##### DATASET EXCERPTS

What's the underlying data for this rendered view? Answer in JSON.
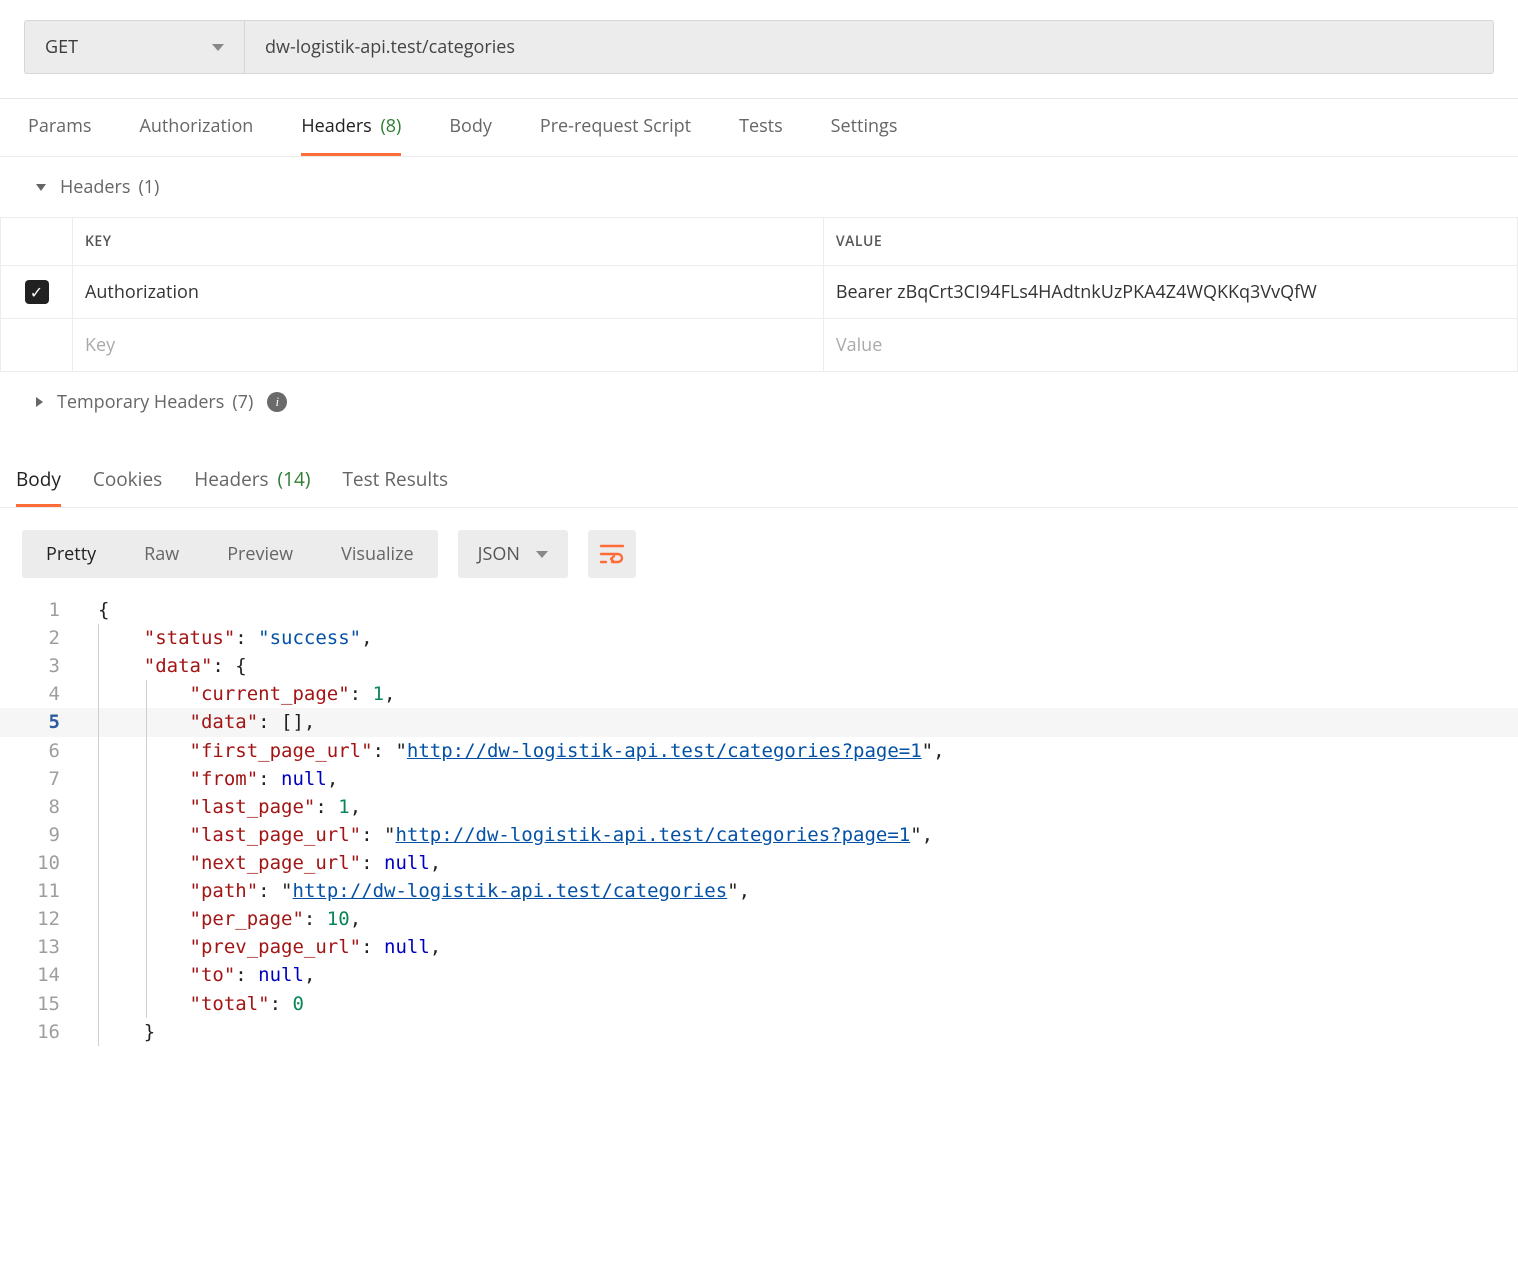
{
  "request": {
    "method": "GET",
    "url": "dw-logistik-api.test/categories"
  },
  "tabs": {
    "params": "Params",
    "authorization": "Authorization",
    "headers": "Headers",
    "headers_count": "(8)",
    "body": "Body",
    "prerequest": "Pre-request Script",
    "tests": "Tests",
    "settings": "Settings"
  },
  "headers_section": {
    "title": "Headers",
    "count": "(1)"
  },
  "header_table": {
    "col_key": "KEY",
    "col_value": "VALUE",
    "rows": [
      {
        "enabled": true,
        "key": "Authorization",
        "value": "Bearer zBqCrt3CI94FLs4HAdtnkUzPKA4Z4WQKKq3VvQfW"
      }
    ],
    "placeholder_key": "Key",
    "placeholder_value": "Value"
  },
  "temp_headers": {
    "label": "Temporary Headers",
    "count": "(7)"
  },
  "response_tabs": {
    "body": "Body",
    "cookies": "Cookies",
    "headers": "Headers",
    "headers_count": "(14)",
    "test_results": "Test Results"
  },
  "body_toolbar": {
    "pretty": "Pretty",
    "raw": "Raw",
    "preview": "Preview",
    "visualize": "Visualize",
    "format": "JSON"
  },
  "code": {
    "lines": [
      {
        "n": "1",
        "indent": 0,
        "tokens": [
          {
            "t": "punc",
            "v": "{"
          }
        ]
      },
      {
        "n": "2",
        "indent": 1,
        "tokens": [
          {
            "t": "key",
            "v": "\"status\""
          },
          {
            "t": "punc",
            "v": ": "
          },
          {
            "t": "str",
            "v": "\"success\""
          },
          {
            "t": "punc",
            "v": ","
          }
        ]
      },
      {
        "n": "3",
        "indent": 1,
        "tokens": [
          {
            "t": "key",
            "v": "\"data\""
          },
          {
            "t": "punc",
            "v": ": {"
          }
        ]
      },
      {
        "n": "4",
        "indent": 2,
        "tokens": [
          {
            "t": "key",
            "v": "\"current_page\""
          },
          {
            "t": "punc",
            "v": ": "
          },
          {
            "t": "num",
            "v": "1"
          },
          {
            "t": "punc",
            "v": ","
          }
        ]
      },
      {
        "n": "5",
        "indent": 2,
        "hl": true,
        "tokens": [
          {
            "t": "key",
            "v": "\"data\""
          },
          {
            "t": "punc",
            "v": ": []"
          },
          {
            "t": "punc",
            "v": ","
          }
        ]
      },
      {
        "n": "6",
        "indent": 2,
        "tokens": [
          {
            "t": "key",
            "v": "\"first_page_url\""
          },
          {
            "t": "punc",
            "v": ": "
          },
          {
            "t": "punc",
            "v": "\""
          },
          {
            "t": "link",
            "v": "http://dw-logistik-api.test/categories?page=1"
          },
          {
            "t": "punc",
            "v": "\""
          },
          {
            "t": "punc",
            "v": ","
          }
        ]
      },
      {
        "n": "7",
        "indent": 2,
        "tokens": [
          {
            "t": "key",
            "v": "\"from\""
          },
          {
            "t": "punc",
            "v": ": "
          },
          {
            "t": "null",
            "v": "null"
          },
          {
            "t": "punc",
            "v": ","
          }
        ]
      },
      {
        "n": "8",
        "indent": 2,
        "tokens": [
          {
            "t": "key",
            "v": "\"last_page\""
          },
          {
            "t": "punc",
            "v": ": "
          },
          {
            "t": "num",
            "v": "1"
          },
          {
            "t": "punc",
            "v": ","
          }
        ]
      },
      {
        "n": "9",
        "indent": 2,
        "tokens": [
          {
            "t": "key",
            "v": "\"last_page_url\""
          },
          {
            "t": "punc",
            "v": ": "
          },
          {
            "t": "punc",
            "v": "\""
          },
          {
            "t": "link",
            "v": "http://dw-logistik-api.test/categories?page=1"
          },
          {
            "t": "punc",
            "v": "\""
          },
          {
            "t": "punc",
            "v": ","
          }
        ]
      },
      {
        "n": "10",
        "indent": 2,
        "tokens": [
          {
            "t": "key",
            "v": "\"next_page_url\""
          },
          {
            "t": "punc",
            "v": ": "
          },
          {
            "t": "null",
            "v": "null"
          },
          {
            "t": "punc",
            "v": ","
          }
        ]
      },
      {
        "n": "11",
        "indent": 2,
        "tokens": [
          {
            "t": "key",
            "v": "\"path\""
          },
          {
            "t": "punc",
            "v": ": "
          },
          {
            "t": "punc",
            "v": "\""
          },
          {
            "t": "link",
            "v": "http://dw-logistik-api.test/categories"
          },
          {
            "t": "punc",
            "v": "\""
          },
          {
            "t": "punc",
            "v": ","
          }
        ]
      },
      {
        "n": "12",
        "indent": 2,
        "tokens": [
          {
            "t": "key",
            "v": "\"per_page\""
          },
          {
            "t": "punc",
            "v": ": "
          },
          {
            "t": "num",
            "v": "10"
          },
          {
            "t": "punc",
            "v": ","
          }
        ]
      },
      {
        "n": "13",
        "indent": 2,
        "tokens": [
          {
            "t": "key",
            "v": "\"prev_page_url\""
          },
          {
            "t": "punc",
            "v": ": "
          },
          {
            "t": "null",
            "v": "null"
          },
          {
            "t": "punc",
            "v": ","
          }
        ]
      },
      {
        "n": "14",
        "indent": 2,
        "tokens": [
          {
            "t": "key",
            "v": "\"to\""
          },
          {
            "t": "punc",
            "v": ": "
          },
          {
            "t": "null",
            "v": "null"
          },
          {
            "t": "punc",
            "v": ","
          }
        ]
      },
      {
        "n": "15",
        "indent": 2,
        "tokens": [
          {
            "t": "key",
            "v": "\"total\""
          },
          {
            "t": "punc",
            "v": ": "
          },
          {
            "t": "num",
            "v": "0"
          }
        ]
      },
      {
        "n": "16",
        "indent": 1,
        "tokens": [
          {
            "t": "punc",
            "v": "}"
          }
        ]
      }
    ]
  }
}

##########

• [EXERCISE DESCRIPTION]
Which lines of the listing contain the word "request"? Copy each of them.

• [EXERCISE ANSWER]
  "request": {
    "prerequest": "Pre-request Script",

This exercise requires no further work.